ASSIGNMENT >> Output every record below exactly.

= = = = = = =

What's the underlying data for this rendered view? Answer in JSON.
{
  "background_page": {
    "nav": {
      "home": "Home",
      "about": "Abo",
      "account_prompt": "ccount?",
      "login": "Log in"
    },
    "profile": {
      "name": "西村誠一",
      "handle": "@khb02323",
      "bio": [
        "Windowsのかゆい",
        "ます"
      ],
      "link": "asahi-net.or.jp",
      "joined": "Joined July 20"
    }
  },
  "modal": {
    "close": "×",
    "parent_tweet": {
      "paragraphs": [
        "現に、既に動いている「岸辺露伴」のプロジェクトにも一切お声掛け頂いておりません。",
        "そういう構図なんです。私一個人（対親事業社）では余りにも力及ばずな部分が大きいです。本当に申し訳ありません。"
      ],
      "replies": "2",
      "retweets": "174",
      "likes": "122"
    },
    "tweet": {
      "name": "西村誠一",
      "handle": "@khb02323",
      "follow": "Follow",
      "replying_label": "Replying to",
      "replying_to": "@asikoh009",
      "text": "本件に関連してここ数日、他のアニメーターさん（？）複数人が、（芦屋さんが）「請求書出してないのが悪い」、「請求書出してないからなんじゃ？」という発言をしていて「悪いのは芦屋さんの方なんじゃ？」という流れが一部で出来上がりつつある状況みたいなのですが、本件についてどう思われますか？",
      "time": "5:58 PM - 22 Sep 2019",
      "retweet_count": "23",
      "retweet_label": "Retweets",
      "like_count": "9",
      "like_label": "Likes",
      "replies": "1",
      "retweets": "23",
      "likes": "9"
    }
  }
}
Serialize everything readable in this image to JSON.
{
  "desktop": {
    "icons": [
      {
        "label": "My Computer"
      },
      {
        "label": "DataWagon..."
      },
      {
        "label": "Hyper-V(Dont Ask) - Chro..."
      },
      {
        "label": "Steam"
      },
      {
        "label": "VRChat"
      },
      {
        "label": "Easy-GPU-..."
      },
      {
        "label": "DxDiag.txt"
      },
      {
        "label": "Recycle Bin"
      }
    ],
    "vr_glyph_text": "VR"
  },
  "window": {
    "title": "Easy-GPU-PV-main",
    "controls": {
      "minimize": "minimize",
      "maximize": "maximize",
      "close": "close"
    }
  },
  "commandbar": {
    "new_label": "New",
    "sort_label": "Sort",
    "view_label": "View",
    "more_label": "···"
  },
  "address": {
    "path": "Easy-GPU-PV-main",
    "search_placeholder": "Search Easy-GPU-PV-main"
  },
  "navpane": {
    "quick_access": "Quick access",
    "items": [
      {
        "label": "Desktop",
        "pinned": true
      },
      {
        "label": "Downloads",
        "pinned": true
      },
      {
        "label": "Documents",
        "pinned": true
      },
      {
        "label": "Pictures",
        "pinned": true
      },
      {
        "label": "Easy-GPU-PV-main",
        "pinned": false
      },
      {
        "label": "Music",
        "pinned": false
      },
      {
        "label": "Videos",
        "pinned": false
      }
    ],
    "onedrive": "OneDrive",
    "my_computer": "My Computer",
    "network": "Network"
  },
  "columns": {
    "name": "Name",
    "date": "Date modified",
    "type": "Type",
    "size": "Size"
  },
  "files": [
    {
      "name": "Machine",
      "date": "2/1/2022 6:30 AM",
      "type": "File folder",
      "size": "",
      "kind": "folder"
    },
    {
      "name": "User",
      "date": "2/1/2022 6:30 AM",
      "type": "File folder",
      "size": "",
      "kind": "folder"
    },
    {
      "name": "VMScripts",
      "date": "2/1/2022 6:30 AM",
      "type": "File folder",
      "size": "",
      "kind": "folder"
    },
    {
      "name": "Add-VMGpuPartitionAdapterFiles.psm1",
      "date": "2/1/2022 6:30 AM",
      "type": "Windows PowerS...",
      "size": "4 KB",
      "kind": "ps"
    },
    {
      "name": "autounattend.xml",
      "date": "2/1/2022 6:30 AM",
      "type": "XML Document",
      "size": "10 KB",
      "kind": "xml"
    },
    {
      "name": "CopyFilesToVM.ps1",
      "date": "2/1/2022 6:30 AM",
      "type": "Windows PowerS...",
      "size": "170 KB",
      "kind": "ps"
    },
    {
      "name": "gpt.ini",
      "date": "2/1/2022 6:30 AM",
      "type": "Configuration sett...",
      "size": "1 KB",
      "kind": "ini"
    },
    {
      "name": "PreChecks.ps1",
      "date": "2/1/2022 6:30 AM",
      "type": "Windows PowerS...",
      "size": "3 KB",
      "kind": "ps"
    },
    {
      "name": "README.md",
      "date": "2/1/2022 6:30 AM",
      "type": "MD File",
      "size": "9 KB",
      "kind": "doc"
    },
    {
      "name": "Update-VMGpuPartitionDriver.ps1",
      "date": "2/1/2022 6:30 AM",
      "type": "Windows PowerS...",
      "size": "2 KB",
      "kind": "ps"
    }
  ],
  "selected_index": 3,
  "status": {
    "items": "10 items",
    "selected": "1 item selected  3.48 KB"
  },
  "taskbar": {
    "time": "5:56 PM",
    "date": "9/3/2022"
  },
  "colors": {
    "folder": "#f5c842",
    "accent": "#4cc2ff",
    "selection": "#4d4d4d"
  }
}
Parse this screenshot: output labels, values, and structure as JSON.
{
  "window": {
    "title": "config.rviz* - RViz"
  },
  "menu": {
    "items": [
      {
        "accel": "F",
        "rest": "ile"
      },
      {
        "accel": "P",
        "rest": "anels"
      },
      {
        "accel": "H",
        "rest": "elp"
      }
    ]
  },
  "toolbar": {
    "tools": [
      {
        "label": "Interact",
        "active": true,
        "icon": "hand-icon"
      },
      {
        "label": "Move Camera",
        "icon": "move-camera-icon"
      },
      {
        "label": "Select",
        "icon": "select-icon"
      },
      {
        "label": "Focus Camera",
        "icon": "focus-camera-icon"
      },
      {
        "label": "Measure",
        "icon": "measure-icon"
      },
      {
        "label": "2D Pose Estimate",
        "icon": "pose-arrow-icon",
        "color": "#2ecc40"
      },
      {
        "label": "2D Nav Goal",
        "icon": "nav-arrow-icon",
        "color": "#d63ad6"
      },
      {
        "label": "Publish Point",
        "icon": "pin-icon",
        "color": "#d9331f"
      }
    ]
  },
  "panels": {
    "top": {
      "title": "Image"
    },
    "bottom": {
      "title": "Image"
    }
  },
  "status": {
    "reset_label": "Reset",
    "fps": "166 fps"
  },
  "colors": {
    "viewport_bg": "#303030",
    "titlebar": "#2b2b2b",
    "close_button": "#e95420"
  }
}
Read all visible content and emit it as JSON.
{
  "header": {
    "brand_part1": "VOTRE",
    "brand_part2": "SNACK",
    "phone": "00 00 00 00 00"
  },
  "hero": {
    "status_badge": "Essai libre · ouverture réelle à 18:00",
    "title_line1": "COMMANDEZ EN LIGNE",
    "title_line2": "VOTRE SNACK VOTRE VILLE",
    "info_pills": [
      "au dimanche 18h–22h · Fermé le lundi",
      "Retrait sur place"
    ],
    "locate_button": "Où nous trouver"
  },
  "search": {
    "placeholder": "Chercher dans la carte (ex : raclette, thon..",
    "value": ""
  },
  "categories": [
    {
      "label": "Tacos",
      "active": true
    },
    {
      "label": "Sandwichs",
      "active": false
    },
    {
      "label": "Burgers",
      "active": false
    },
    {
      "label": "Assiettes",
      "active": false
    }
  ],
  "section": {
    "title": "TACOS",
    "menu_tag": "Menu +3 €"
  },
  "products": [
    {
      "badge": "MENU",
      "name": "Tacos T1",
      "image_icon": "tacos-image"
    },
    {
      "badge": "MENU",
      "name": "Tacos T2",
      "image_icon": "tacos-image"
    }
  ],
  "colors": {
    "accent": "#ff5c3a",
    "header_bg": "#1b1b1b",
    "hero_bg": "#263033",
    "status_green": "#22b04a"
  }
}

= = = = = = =

OUTPUT OF THE EXERCISE >>
What's the underlying data for this rendered view? Answer in JSON.
{
  "background_page": {
    "nav": {
      "home": "Home",
      "about": "Abo",
      "account_prompt": "ccount?",
      "login": "Log in"
    },
    "profile": {
      "name": "西村誠一",
      "handle": "@khb02323",
      "bio": [
        "Windowsのかゆい",
        "ます"
      ],
      "link": "asahi-net.or.jp",
      "joined": "Joined July 20"
    }
  },
  "modal": {
    "close": "×",
    "parent_tweet": {
      "paragraphs": [
        "現に、既に動いている「岸辺露伴」のプロジェクトにも一切お声掛け頂いておりません。",
        "そういう構図なんです。私一個人（対親事業社）では余りにも力及ばずな部分が大きいです。本当に申し訳ありません。"
      ],
      "replies": "2",
      "retweets": "174",
      "likes": "122"
    },
    "tweet": {
      "name": "西村誠一",
      "handle": "@khb02323",
      "follow": "Follow",
      "replying_label": "Replying to",
      "replying_to": "@asikoh009",
      "text": "本件に関連してここ数日、他のアニメーターさん（？）複数人が、（芦屋さんが）「請求書出してないのが悪い」、「請求書出してないからなんじゃ？」という発言をしていて「悪いのは芦屋さんの方なんじゃ？」という流れが一部で出来上がりつつある状況みたいなのですが、本件についてどう思われますか？",
      "time": "5:58 PM - 22 Sep 2019",
      "retweet_count": "23",
      "retweet_label": "Retweets",
      "like_count": "9",
      "like_label": "Likes",
      "replies": "1",
      "retweets": "23",
      "likes": "9"
    }
  }
}
Serialize everything readable in this image to JSON.
{
  "desktop": {
    "icons": [
      {
        "label": "My Computer"
      },
      {
        "label": "DataWagon..."
      },
      {
        "label": "Hyper-V(Dont Ask) - Chro..."
      },
      {
        "label": "Steam"
      },
      {
        "label": "VRChat"
      },
      {
        "label": "Easy-GPU-..."
      },
      {
        "label": "DxDiag.txt"
      },
      {
        "label": "Recycle Bin"
      }
    ],
    "vr_glyph_text": "VR"
  },
  "window": {
    "title": "Easy-GPU-PV-main",
    "controls": {
      "minimize": "minimize",
      "maximize": "maximize",
      "close": "close"
    }
  },
  "commandbar": {
    "new_label": "New",
    "sort_label": "Sort",
    "view_label": "View",
    "more_label": "···"
  },
  "address": {
    "path": "Easy-GPU-PV-main",
    "search_placeholder": "Search Easy-GPU-PV-main"
  },
  "navpane": {
    "quick_access": "Quick access",
    "items": [
      {
        "label": "Desktop",
        "pinned": true
      },
      {
        "label": "Downloads",
        "pinned": true
      },
      {
        "label": "Documents",
        "pinned": true
      },
      {
        "label": "Pictures",
        "pinned": true
      },
      {
        "label": "Easy-GPU-PV-main",
        "pinned": false
      },
      {
        "label": "Music",
        "pinned": false
      },
      {
        "label": "Videos",
        "pinned": false
      }
    ],
    "onedrive": "OneDrive",
    "my_computer": "My Computer",
    "network": "Network"
  },
  "columns": {
    "name": "Name",
    "date": "Date modified",
    "type": "Type",
    "size": "Size"
  },
  "files": [
    {
      "name": "Machine",
      "date": "2/1/2022 6:30 AM",
      "type": "File folder",
      "size": "",
      "kind": "folder"
    },
    {
      "name": "User",
      "date": "2/1/2022 6:30 AM",
      "type": "File folder",
      "size": "",
      "kind": "folder"
    },
    {
      "name": "VMScripts",
      "date": "2/1/2022 6:30 AM",
      "type": "File folder",
      "size": "",
      "kind": "folder"
    },
    {
      "name": "Add-VMGpuPartitionAdapterFiles.psm1",
      "date": "2/1/2022 6:30 AM",
      "type": "Windows PowerS...",
      "size": "4 KB",
      "kind": "ps"
    },
    {
      "name": "autounattend.xml",
      "date": "2/1/2022 6:30 AM",
      "type": "XML Document",
      "size": "10 KB",
      "kind": "xml"
    },
    {
      "name": "CopyFilesToVM.ps1",
      "date": "2/1/2022 6:30 AM",
      "type": "Windows PowerS...",
      "size": "170 KB",
      "kind": "ps"
    },
    {
      "name": "gpt.ini",
      "date": "2/1/2022 6:30 AM",
      "type": "Configuration sett...",
      "size": "1 KB",
      "kind": "ini"
    },
    {
      "name": "PreChecks.ps1",
      "date": "2/1/2022 6:30 AM",
      "type": "Windows PowerS...",
      "size": "3 KB",
      "kind": "ps"
    },
    {
      "name": "README.md",
      "date": "2/1/2022 6:30 AM",
      "type": "MD File",
      "size": "9 KB",
      "kind": "doc"
    },
    {
      "name": "Update-VMGpuPartitionDriver.ps1",
      "date": "2/1/2022 6:30 AM",
      "type": "Windows PowerS...",
      "size": "2 KB",
      "kind": "ps"
    }
  ],
  "selected_index": 3,
  "status": {
    "items": "10 items",
    "selected": "1 item selected  3.48 KB"
  },
  "taskbar": {
    "time": "5:56 PM",
    "date": "9/3/2022"
  },
  "colors": {
    "folder": "#f5c842",
    "accent": "#4cc2ff",
    "selection": "#4d4d4d"
  }
}
Parse this screenshot: output labels, values, and structure as JSON.
{
  "window": {
    "title": "config.rviz* - RViz"
  },
  "menu": {
    "items": [
      {
        "accel": "F",
        "rest": "ile"
      },
      {
        "accel": "P",
        "rest": "anels"
      },
      {
        "accel": "H",
        "rest": "elp"
      }
    ]
  },
  "toolbar": {
    "tools": [
      {
        "label": "Interact",
        "active": true,
        "icon": "hand-icon"
      },
      {
        "label": "Move Camera",
        "icon": "move-camera-icon"
      },
      {
        "label": "Select",
        "icon": "select-icon"
      },
      {
        "label": "Focus Camera",
        "icon": "focus-camera-icon"
      },
      {
        "label": "Measure",
        "icon": "measure-icon"
      },
      {
        "label": "2D Pose Estimate",
        "icon": "pose-arrow-icon",
        "color": "#2ecc40"
      },
      {
        "label": "2D Nav Goal",
        "icon": "nav-arrow-icon",
        "color": "#d63ad6"
      },
      {
        "label": "Publish Point",
        "icon": "pin-icon",
        "color": "#d9331f"
      }
    ]
  },
  "panels": {
    "top": {
      "title": "Image"
    },
    "bottom": {
      "title": "Image"
    }
  },
  "status": {
    "reset_label": "Reset",
    "fps": "166 fps"
  },
  "colors": {
    "viewport_bg": "#303030",
    "titlebar": "#2b2b2b",
    "close_button": "#e95420"
  }
}
Read all visible content and emit it as JSON.
{
  "header": {
    "brand_part1": "VOTRE",
    "brand_part2": "SNACK",
    "phone": "00 00 00 00 00"
  },
  "hero": {
    "status_badge": "Essai libre · ouverture réelle à 18:00",
    "title_line1": "COMMANDEZ EN LIGNE",
    "title_line2": "VOTRE SNACK VOTRE VILLE",
    "info_pills": [
      "au dimanche 18h–22h · Fermé le lundi",
      "Retrait sur place"
    ],
    "locate_button": "Où nous trouver"
  },
  "search": {
    "placeholder": "Chercher dans la carte (ex : raclette, thon..",
    "value": ""
  },
  "categories": [
    {
      "label": "Tacos",
      "active": true
    },
    {
      "label": "Sandwichs",
      "active": false
    },
    {
      "label": "Burgers",
      "active": false
    },
    {
      "label": "Assiettes",
      "active": false
    }
  ],
  "section": {
    "title": "TACOS",
    "menu_tag": "Menu +3 €"
  },
  "products": [
    {
      "badge": "MENU",
      "name": "Tacos T1",
      "image_icon": "tacos-image"
    },
    {
      "badge": "MENU",
      "name": "Tacos T2",
      "image_icon": "tacos-image"
    }
  ],
  "colors": {
    "accent": "#ff5c3a",
    "header_bg": "#1b1b1b",
    "hero_bg": "#263033",
    "status_green": "#22b04a"
  }
}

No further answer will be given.